== Exercise material

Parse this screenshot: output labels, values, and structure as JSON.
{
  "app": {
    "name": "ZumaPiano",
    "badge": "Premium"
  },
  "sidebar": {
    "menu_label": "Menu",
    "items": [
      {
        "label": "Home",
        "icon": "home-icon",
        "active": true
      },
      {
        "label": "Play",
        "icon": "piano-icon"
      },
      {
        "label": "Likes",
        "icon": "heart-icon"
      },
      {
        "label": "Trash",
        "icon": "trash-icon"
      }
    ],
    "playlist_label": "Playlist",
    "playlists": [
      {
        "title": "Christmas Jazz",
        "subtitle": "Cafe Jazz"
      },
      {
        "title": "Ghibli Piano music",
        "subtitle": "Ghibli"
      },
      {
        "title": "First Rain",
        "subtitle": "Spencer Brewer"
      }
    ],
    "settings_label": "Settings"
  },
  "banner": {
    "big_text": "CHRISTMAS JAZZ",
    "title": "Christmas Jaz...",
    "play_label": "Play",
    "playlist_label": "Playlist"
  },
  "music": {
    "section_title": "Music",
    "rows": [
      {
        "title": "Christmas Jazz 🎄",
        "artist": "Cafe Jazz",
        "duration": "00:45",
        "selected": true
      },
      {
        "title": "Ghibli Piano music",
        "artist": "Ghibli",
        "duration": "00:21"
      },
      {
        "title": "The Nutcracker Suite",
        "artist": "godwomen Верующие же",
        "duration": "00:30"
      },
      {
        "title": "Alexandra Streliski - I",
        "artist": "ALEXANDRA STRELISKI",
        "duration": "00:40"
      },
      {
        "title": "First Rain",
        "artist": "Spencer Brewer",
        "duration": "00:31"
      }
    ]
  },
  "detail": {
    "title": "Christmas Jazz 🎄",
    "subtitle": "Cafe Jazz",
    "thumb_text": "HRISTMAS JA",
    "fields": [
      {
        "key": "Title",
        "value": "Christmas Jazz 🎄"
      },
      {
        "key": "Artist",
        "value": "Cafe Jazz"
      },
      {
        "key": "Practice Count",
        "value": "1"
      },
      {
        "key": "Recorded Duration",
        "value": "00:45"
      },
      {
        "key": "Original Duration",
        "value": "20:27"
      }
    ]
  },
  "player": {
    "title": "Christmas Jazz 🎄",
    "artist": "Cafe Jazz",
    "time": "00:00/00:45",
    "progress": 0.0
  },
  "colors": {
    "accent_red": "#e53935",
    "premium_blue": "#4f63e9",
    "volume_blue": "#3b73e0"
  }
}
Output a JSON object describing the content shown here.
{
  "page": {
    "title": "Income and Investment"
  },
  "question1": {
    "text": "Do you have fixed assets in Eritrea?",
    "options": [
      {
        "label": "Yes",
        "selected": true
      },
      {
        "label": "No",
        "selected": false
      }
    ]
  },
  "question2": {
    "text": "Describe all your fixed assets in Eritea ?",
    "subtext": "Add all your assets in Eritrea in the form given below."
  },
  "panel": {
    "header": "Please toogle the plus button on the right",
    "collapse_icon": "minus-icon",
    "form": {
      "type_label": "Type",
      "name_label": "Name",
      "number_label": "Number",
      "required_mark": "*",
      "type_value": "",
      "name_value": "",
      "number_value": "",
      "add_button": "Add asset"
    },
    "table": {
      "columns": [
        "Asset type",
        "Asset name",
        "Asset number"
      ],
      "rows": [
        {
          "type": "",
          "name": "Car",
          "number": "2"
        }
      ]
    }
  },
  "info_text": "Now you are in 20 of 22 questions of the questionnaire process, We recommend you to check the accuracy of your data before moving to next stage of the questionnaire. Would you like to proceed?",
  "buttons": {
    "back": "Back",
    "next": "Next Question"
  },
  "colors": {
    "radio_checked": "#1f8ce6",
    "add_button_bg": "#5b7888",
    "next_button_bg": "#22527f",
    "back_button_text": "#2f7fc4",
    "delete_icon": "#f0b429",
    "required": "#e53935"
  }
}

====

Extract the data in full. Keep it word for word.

• Result of this task:
Parse this screenshot: output labels, values, and structure as JSON.
{
  "app": {
    "name": "ZumaPiano",
    "badge": "Premium"
  },
  "sidebar": {
    "menu_label": "Menu",
    "items": [
      {
        "label": "Home",
        "icon": "home-icon",
        "active": true
      },
      {
        "label": "Play",
        "icon": "piano-icon"
      },
      {
        "label": "Likes",
        "icon": "heart-icon"
      },
      {
        "label": "Trash",
        "icon": "trash-icon"
      }
    ],
    "playlist_label": "Playlist",
    "playlists": [
      {
        "title": "Christmas Jazz",
        "subtitle": "Cafe Jazz"
      },
      {
        "title": "Ghibli Piano music",
        "subtitle": "Ghibli"
      },
      {
        "title": "First Rain",
        "subtitle": "Spencer Brewer"
      }
    ],
    "settings_label": "Settings"
  },
  "banner": {
    "big_text": "CHRISTMAS JAZZ",
    "title": "Christmas Jaz...",
    "play_label": "Play",
    "playlist_label": "Playlist"
  },
  "music": {
    "section_title": "Music",
    "rows": [
      {
        "title": "Christmas Jazz 🎄",
        "artist": "Cafe Jazz",
        "duration": "00:45",
        "selected": true
      },
      {
        "title": "Ghibli Piano music",
        "artist": "Ghibli",
        "duration": "00:21"
      },
      {
        "title": "The Nutcracker Suite",
        "artist": "godwomen Верующие же",
        "duration": "00:30"
      },
      {
        "title": "Alexandra Streliski - I",
        "artist": "ALEXANDRA STRELISKI",
        "duration": "00:40"
      },
      {
        "title": "First Rain",
        "artist": "Spencer Brewer",
        "duration": "00:31"
      }
    ]
  },
  "detail": {
    "title": "Christmas Jazz 🎄",
    "subtitle": "Cafe Jazz",
    "thumb_text": "HRISTMAS JA",
    "fields": [
      {
        "key": "Title",
        "value": "Christmas Jazz 🎄"
      },
      {
        "key": "Artist",
        "value": "Cafe Jazz"
      },
      {
        "key": "Practice Count",
        "value": "1"
      },
      {
        "key": "Recorded Duration",
        "value": "00:45"
      },
      {
        "key": "Original Duration",
        "value": "20:27"
      }
    ]
  },
  "player": {
    "title": "Christmas Jazz 🎄",
    "artist": "Cafe Jazz",
    "time": "00:00/00:45",
    "progress": 0.0
  },
  "colors": {
    "accent_red": "#e53935",
    "premium_blue": "#4f63e9",
    "volume_blue": "#3b73e0"
  }
}
Output a JSON object describing the content shown here.
{
  "page": {
    "title": "Income and Investment"
  },
  "question1": {
    "text": "Do you have fixed assets in Eritrea?",
    "options": [
      {
        "label": "Yes",
        "selected": true
      },
      {
        "label": "No",
        "selected": false
      }
    ]
  },
  "question2": {
    "text": "Describe all your fixed assets in Eritea ?",
    "subtext": "Add all your assets in Eritrea in the form given below."
  },
  "panel": {
    "header": "Please toogle the plus button on the right",
    "collapse_icon": "minus-icon",
    "form": {
      "type_label": "Type",
      "name_label": "Name",
      "number_label": "Number",
      "required_mark": "*",
      "type_value": "",
      "name_value": "",
      "number_value": "",
      "add_button": "Add asset"
    },
    "table": {
      "columns": [
        "Asset type",
        "Asset name",
        "Asset number"
      ],
      "rows": [
        {
          "type": "",
          "name": "Car",
          "number": "2"
        }
      ]
    }
  },
  "info_text": "Now you are in 20 of 22 questions of the questionnaire process, We recommend you to check the accuracy of your data before moving to next stage of the questionnaire. Would you like to proceed?",
  "buttons": {
    "back": "Back",
    "next": "Next Question"
  },
  "colors": {
    "radio_checked": "#1f8ce6",
    "add_button_bg": "#5b7888",
    "next_button_bg": "#22527f",
    "back_button_text": "#2f7fc4",
    "delete_icon": "#f0b429",
    "required": "#e53935"
  }
}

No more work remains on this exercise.